Data provided —
*** Block opens ***

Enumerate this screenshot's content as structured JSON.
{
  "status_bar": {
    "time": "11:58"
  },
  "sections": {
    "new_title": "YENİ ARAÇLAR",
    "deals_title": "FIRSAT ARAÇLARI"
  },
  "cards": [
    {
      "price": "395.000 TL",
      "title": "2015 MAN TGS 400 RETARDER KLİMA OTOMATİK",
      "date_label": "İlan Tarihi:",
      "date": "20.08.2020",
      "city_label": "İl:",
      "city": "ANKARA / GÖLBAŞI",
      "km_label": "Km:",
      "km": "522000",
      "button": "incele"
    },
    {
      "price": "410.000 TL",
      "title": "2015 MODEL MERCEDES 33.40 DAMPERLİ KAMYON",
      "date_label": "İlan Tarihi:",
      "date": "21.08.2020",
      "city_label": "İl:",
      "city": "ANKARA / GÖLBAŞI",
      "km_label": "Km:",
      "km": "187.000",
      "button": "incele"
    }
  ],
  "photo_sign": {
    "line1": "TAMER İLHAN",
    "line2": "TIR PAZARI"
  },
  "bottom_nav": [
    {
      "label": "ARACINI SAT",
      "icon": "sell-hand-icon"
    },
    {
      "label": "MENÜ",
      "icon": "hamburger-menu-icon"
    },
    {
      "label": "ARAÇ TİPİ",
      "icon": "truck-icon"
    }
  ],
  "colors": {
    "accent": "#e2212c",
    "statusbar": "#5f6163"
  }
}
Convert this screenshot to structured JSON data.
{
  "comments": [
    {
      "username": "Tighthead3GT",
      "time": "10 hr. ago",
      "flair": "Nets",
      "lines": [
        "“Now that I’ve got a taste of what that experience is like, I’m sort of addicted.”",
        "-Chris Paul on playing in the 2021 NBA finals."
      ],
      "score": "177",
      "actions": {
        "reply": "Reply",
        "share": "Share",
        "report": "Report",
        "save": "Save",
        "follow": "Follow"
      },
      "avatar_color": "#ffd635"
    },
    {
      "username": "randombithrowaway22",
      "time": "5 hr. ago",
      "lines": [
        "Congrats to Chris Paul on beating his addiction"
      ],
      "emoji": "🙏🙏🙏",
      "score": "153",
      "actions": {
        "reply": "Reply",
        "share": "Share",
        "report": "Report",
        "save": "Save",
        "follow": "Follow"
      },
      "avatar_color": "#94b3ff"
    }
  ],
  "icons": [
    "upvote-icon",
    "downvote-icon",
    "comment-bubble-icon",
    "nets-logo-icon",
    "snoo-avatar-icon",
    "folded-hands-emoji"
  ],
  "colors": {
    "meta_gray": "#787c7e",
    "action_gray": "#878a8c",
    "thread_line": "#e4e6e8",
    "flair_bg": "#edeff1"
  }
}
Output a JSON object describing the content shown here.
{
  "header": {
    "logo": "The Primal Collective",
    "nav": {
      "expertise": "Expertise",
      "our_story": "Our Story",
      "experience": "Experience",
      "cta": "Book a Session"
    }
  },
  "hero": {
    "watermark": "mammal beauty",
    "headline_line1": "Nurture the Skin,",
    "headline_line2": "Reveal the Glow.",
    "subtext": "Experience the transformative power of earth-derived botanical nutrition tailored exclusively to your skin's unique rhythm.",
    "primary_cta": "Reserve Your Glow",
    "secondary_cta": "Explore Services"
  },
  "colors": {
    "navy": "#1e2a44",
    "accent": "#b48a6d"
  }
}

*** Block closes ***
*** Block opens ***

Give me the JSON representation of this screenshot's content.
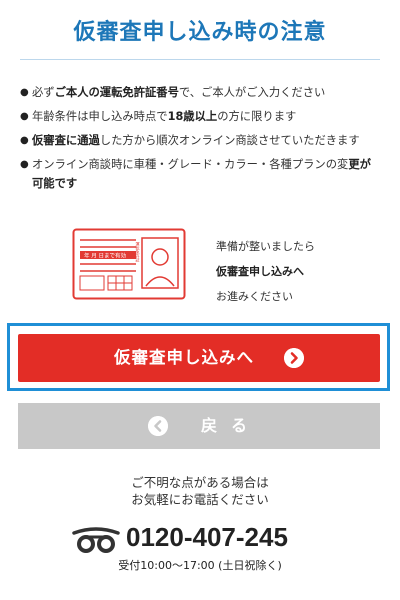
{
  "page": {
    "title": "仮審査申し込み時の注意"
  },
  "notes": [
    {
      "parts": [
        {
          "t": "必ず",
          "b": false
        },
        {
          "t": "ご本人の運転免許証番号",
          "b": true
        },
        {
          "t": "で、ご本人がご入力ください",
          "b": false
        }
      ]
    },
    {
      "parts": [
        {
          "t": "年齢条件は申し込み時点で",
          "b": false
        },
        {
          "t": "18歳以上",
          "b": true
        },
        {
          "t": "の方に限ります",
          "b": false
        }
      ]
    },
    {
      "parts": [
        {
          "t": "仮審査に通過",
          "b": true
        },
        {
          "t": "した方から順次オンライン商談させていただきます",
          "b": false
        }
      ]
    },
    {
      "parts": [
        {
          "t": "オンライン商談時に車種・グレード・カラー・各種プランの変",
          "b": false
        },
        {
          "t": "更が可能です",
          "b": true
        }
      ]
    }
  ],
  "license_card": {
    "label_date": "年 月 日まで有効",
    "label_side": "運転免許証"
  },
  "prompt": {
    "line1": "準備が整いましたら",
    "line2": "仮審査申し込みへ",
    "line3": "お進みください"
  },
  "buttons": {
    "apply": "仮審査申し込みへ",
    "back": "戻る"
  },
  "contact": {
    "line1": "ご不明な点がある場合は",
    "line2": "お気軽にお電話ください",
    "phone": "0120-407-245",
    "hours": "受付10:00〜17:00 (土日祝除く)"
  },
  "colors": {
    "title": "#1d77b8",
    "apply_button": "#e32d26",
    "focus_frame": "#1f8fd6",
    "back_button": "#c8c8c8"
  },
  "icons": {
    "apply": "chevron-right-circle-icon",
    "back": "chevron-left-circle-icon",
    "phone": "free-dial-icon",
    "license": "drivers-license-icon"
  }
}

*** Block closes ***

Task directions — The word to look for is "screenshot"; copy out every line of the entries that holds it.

Answer space —
Enumerate this screenshot's content as structured JSON.
Convert this screenshot to structured JSON data.
Give me the JSON representation of this screenshot's content.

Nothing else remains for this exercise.